Many employers make arbitration agreements effectively mandatory. Employees are asked to sign agreements as a condition of employment or of getting a bonus, for example. According to Time, “Tens of millions of workers” have signed arbitration agreements at such companies as “Amazon, Ford, GE and Coca-Cola.” And the Economic Policy Institute claims that “56.2 percent of employees in the establishments surveyed were subject to mandatory arbitration procedures.” As The Wall Street Journal recently put it, “Many in business community say arbitration is a cheaper, faster and simpler way to adjudicate claims; critics say it’s secretive and unfair to workers.” Whatever one’s views, arbitration is here to stay, and courts and legislatures are still balancing the scales, as evidenced by the recent Supreme Court decision.
Although the law says that arbitration agreements are valid and enforceable, the law also allows for people to go to court and have an unfair or illegal contract overturned. This is how Epic Systems reached the U.S. Supreme Court. The case concerned the issue of whether employers can require employees to agree to arbitration of class action disputes. The court ruled 5-4 that employers can do so.
The decision hinged not on the dispute between the parties but on a conflict between two applicable laws. On the one hand, the FAA makes arbitration agreements enforceable, while on the other the National Labor Relations Act (NLRA) grants employees the right to “to engage in…concerted activities” for their “mutual aid or protection.” One such activity is to participate in a class action lawsuit.
Class action suits have long been a remedy of choice for attorneys representing employees. In Epic Systems, groups of employees sought to redress what they claim was wage theft by their employers. As the dissent summarized it: “The employees…complain that their employers have underpaid them…. Individually, their claims are small, scarcely of a size warranting the expense of seeking redress alone.” While one employee’s claim may not amount to much money, however, millions may be at stake when a group of employees present a claim that they were all illegally denied their overtime. Although individual plaintiffs may not get much money even with a victory in court, some employers have had to pay some very large class action verdicts and settlements thanks to the NLRA and similar laws.
By handing a defeat to the application of class actions, Epic Systems may be viewed as a win for employers, but that does not mean that employers can ignore the risk of noncompliance. Employers that use arbitration contracts can best capitalize on Epic Systems by crafting agreements and policies that are in accordance with local, state, and federal law. Here are three examples to consider:
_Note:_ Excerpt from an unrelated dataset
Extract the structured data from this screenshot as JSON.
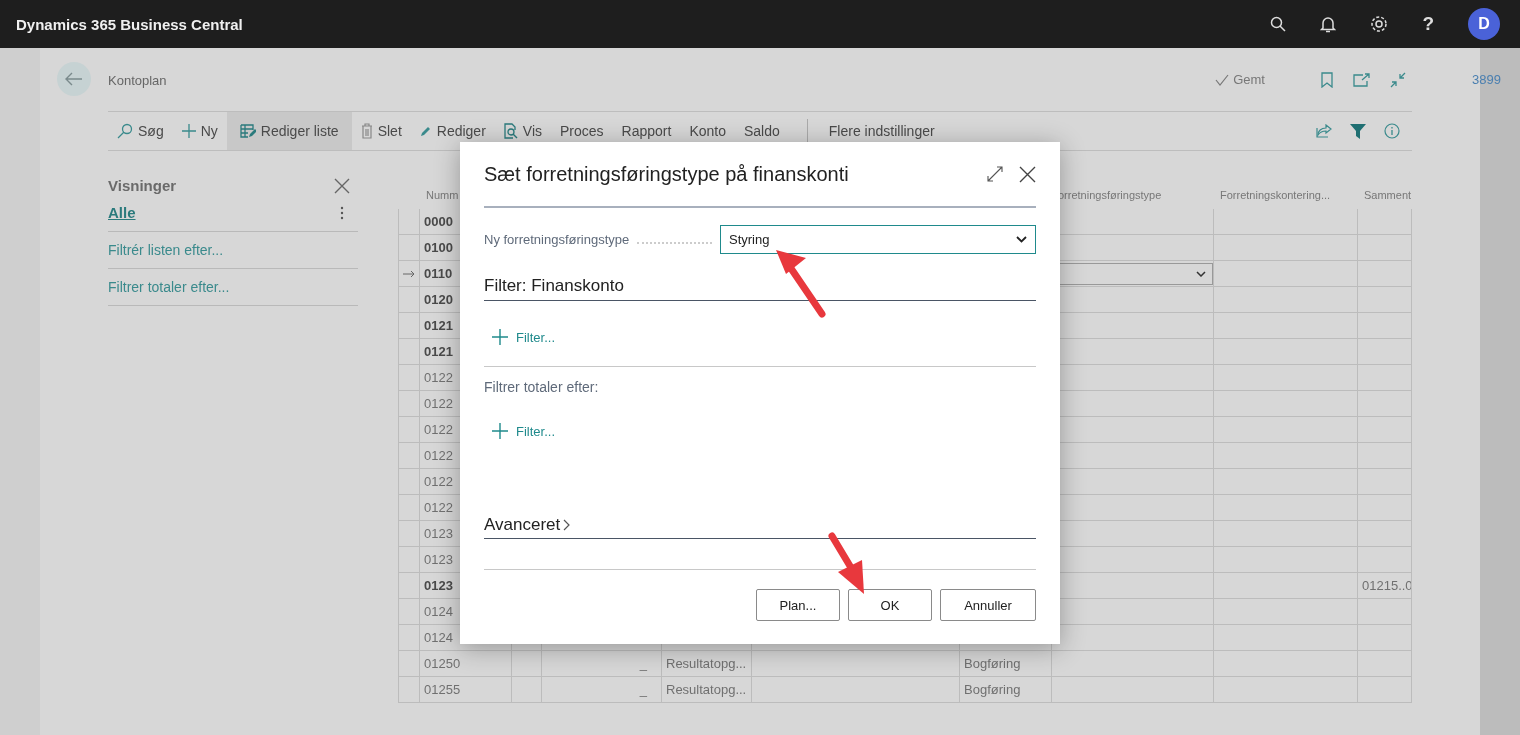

- Ambiguity. A court may toss out a contract that is vague or ambiguous. If, for example, an employee signs an employee manual that is unclear regarding its provisions and scope (say by mixing pages of common-sense workplace rules together with more complicated legal provisions regarding arbitration), a court may decide that the employee is not bound by the agreement. In short, an employer should not try to sneak a contract past an employee.
- Coercion. Forcing someone to sign a contract makes it void. Employers should not make threats in order to get employees to sign arbitration contracts.
- Going too far. Courts examine contracts for one-sidedness. While arbitration agreements in general may be acceptable, they may be voided if their language is clearly unfair to the employee. Courts may examine whether the employee retains some power regarding the choice of arbitrator, the rules under which the arbitration may be held, the remedies available under the arbitration, and whether the employee retains the right to an attorney, for example.
While Epic Systems has ruled in favor of enforcement of employment arbitration contracts generally, employers should nevertheless ensure that their particular contracts are enforceable, clear, and fairly applied.